The week also brought news that a survivor of Auschwitz whom we knew well, Helena Niwinska, died just short of her 103rd birthday coming up at the end of July. She invited the sisters who came on retreat during the Year of Mercy 2016 to accompany her to the camp, to the ruins of the gas chamber and crematorium where her mother died, to pray and light a candle there. All was done in reverential silence. It was a poignant time. Both Helena and her mother were brought to Auschwitz in 1943 after time spent in prison. Helena grew up in Lwow, present day Ukraine and now called Lviv. Formerly it was part of Poland. Her father died in the early days of the war. Lwow was first occupied by the Soviet Red Army and then by the Germans. There was extreme deprivation. The Gestapo arrived to their home and arrested both Helena and her mother. They were in prison under interrogation for eight months. From prison they were sent to Auschwitz. One brother had already joined the resistance and another who was completing his doctorate managed to reach England. Helena survived Auschwitz mainly because as a professional violinist she was appointed to the ‘camp orchestra’. Life was as harsh in the orchestra as it was for other prisoners who were selected for slave labour. Helena lost both parents, the brother who joined the resistance, and also her home in Lwow. After the war Lwow became part of the Soviet Union and Poles were expelled. Helena made Krakow her new home town. Even at an advanced age she lived independently on her own. Her apartment was on the fourth floor, and although it had no elevator this did not deter her from going up and down the many stairs with the support of good friends. Early this June she enjoyed a holiday in the mountains. Sadly she had a fall after returning home and did not recover. She was a beautiful person and always said, “I have no hate”. She prayed a lot, wrote her memoirs in the last few years, and had great appreciation for life, friendship, peace and reconciliation.

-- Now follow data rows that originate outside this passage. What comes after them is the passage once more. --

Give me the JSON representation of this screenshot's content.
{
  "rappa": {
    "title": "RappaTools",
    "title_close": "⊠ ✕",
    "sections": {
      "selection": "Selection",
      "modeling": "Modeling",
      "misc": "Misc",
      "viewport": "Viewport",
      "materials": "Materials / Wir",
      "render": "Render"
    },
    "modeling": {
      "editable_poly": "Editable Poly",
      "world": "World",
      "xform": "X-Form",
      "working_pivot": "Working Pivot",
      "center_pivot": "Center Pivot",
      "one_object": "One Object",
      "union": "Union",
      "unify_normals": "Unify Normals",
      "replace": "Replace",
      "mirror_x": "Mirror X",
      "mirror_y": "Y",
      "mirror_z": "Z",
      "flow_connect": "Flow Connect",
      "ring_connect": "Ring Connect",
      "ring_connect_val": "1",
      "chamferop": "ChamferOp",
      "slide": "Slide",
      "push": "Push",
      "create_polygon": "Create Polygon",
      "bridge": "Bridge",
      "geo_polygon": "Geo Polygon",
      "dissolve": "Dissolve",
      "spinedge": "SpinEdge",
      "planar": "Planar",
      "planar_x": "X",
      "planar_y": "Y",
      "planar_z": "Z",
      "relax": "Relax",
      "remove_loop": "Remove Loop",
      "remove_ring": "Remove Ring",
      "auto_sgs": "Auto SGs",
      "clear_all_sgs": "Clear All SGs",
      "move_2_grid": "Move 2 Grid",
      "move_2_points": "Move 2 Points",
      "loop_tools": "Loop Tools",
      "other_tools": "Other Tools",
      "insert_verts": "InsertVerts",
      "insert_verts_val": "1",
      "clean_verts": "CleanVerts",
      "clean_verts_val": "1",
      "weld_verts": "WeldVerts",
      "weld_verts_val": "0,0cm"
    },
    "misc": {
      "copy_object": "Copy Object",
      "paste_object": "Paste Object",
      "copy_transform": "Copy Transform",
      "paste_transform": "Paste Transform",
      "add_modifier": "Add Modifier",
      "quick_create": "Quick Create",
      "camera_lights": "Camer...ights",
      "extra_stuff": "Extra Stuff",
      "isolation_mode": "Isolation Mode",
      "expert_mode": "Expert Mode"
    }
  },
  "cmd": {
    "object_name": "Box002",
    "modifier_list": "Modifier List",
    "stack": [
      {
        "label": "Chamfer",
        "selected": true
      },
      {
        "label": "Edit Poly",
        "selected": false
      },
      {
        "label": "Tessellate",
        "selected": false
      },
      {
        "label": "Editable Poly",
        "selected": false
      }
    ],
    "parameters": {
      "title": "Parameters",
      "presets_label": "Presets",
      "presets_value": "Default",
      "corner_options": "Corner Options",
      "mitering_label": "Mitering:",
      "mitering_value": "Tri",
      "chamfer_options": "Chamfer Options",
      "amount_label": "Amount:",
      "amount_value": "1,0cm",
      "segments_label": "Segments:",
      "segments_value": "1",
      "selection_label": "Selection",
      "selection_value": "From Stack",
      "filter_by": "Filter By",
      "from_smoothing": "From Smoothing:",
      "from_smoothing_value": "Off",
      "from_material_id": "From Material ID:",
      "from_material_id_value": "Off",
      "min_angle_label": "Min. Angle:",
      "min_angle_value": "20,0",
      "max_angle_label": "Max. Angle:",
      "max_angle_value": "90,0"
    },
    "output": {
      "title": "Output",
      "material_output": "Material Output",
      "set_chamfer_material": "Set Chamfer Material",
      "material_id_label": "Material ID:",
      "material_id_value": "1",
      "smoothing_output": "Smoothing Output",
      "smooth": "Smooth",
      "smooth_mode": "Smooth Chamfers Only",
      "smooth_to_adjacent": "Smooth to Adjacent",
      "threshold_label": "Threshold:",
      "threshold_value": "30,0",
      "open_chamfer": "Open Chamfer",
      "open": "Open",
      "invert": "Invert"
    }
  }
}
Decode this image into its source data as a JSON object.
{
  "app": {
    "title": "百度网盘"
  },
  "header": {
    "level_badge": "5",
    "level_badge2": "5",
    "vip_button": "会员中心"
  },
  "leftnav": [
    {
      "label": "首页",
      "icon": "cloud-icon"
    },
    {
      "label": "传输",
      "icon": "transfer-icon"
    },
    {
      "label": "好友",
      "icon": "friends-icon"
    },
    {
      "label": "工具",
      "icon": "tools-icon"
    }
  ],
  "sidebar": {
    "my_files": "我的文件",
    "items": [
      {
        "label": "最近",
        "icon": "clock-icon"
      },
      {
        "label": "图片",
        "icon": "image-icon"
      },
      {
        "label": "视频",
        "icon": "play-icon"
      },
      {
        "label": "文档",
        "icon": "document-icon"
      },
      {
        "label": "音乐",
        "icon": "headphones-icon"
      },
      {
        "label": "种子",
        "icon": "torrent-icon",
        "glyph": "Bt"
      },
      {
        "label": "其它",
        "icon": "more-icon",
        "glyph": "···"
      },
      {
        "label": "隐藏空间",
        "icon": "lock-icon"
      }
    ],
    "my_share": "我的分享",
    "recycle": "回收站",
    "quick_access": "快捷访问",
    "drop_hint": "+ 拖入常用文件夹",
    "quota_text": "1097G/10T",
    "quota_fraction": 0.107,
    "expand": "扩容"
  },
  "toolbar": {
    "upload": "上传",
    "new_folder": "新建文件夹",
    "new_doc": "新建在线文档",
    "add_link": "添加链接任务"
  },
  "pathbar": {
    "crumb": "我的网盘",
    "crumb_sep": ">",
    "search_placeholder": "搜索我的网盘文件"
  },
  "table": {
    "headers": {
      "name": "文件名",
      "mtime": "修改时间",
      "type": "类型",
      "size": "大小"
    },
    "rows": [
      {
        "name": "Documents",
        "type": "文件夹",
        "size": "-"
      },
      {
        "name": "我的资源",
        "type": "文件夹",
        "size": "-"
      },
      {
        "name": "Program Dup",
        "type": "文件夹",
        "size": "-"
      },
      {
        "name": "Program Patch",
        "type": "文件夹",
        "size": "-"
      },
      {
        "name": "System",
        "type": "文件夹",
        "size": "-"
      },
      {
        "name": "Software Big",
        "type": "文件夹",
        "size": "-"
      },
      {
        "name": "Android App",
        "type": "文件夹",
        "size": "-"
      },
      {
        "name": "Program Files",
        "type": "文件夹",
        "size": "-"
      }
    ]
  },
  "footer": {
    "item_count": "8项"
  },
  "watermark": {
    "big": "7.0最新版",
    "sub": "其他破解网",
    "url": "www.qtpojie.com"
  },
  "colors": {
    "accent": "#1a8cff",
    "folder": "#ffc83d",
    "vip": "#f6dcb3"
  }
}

A lighter moment – Helena and Mary O’Sullivan
Mary O’Sullivan rsm
South Central Province